We’ve been talking a lot about Windows Virtual Desktop recently and showcasing its many of the benefits. However, it is important to know that there are other hosted desktop and infrastructure options out there! Today, we’ve decided to look at Citrix vs Windows Virtual Desktop (WVD) to help you decide which is the right one for you.
The cost of Citrix vs Windows Virtual Desktop generally favors Windows Virtual Desktop. Citrix requires multiple servers to be built for management and orchestration, Windows Servers for session hosts, and additional Windows RDS cals. On top of adding in the consultant fees and time to set it up all, you will need Office Pro Plus, hardware and possibly ongoing specialist support services for a Citrix environment. For a 50-user organization, that’s about $120k-$170k upfront. This does not include the recurring costs of licensing or the time required by IT staff to support the environment.
For the same sized business of 50 users, using Windows Virtual Desktop, the organization will require an Azure subscription (WVD is only available in Azure) and Microsoft 365 licensing. Since Azure offers WVD through its Platform as a Service offerings (PaaS), there is generally much less consultancy and setup time needed. An estimate for this scenario is about $30K to get started (that is quite the cost savings) and the monthly cost per user ranges between $7-$10 dollars a month per user.
For a cost breakdown, you can use the Azure cost calculator.
Citrix administration comes with a much steeper learning curve than WVD. Citrix offers quite a few advanced features and controls that are beneficial, but also take experience to understand, deploy and manage. With Microsoft Windows Virtual desktop, IT administrators can centrally administer the infrastructure from the cloud through the Azure blade. Azure handles orchestration of traditional features like RD Gateway and Collection Broker servers, which makes administering WVD much easier than Citrix. Since WVD is all cloud hosted, there is no need to visit a data center or server room. This means easy, centralized management and ease of use for IT departments. It is important to note that for those organizations that prefer the more robust feature set of Citrix, WVD can have Citrix layered on top in Azure.
User Desktop Experience

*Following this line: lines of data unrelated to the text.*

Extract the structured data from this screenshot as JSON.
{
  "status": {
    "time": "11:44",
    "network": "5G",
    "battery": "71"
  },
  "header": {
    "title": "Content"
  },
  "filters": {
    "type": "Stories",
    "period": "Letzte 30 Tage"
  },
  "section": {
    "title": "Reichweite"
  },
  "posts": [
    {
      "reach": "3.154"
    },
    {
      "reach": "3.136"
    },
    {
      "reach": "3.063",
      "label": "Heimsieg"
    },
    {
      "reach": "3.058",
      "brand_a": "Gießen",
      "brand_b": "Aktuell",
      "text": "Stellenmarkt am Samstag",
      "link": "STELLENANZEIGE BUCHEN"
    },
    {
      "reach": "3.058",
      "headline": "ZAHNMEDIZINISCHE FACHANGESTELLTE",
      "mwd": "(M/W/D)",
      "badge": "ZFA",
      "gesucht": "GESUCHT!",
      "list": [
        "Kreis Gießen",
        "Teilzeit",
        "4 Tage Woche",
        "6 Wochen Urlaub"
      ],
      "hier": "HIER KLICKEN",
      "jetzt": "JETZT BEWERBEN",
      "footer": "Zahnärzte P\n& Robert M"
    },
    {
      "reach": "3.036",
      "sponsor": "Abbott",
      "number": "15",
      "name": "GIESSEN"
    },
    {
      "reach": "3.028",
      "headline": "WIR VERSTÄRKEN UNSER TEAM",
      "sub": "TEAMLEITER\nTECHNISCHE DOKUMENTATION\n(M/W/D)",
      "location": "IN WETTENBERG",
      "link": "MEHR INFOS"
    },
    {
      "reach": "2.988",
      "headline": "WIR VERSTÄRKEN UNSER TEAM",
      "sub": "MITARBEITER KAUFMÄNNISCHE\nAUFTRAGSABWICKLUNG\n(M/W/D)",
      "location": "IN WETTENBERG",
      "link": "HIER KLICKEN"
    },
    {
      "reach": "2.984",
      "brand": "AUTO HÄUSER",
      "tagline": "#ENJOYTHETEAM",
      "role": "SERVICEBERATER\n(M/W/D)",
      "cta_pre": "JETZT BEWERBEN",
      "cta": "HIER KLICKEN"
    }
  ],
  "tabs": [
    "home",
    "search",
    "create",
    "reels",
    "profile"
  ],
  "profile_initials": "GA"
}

What the user sees with Citrix vs Windows Virtual Desktop is quite different. With Citrix on premise the user is presented with a Windows Server OS, which will look very different from a user’s desktop operating system. With Windows Virtual Desktop, users see the same Windows 10 desktop. This is great from a usability perspective because WVD provides a familiar workspace for users. Since WVD is a desktop operating system, it can run all the same applications that users normally run. This is not always the case for Citrix environments that use Windows Servers, because there are applications that are not always capable of running or being installed on a server OS. To overcome this, it is possible to present a Windows 10 desktop with Citrix in Azure, but there are extra costs for this type of deployment.
In conclusion, there are a lot of benefits to Windows Virtual Desktop. The cost is a lot lower and implementation a lot easier and simpler. However, since you can use Citrix Cloud on top of Microsoft Windows Virtual Desktop, you do not have to completely rule out Citrix if you want to run a virtual Windows 10 environment. When it comes to Citrix vs Windows Virtual Desktop, WVD does offer some compelling advantages. However, if you already have Citrix and are looking to shift to Windows 10 Virtual Desktops, layering or combining the two solutions is definitely an option.
If you’d like some more information on Windows Virtual Desktop, you can take a deeper dive by visiting the following links: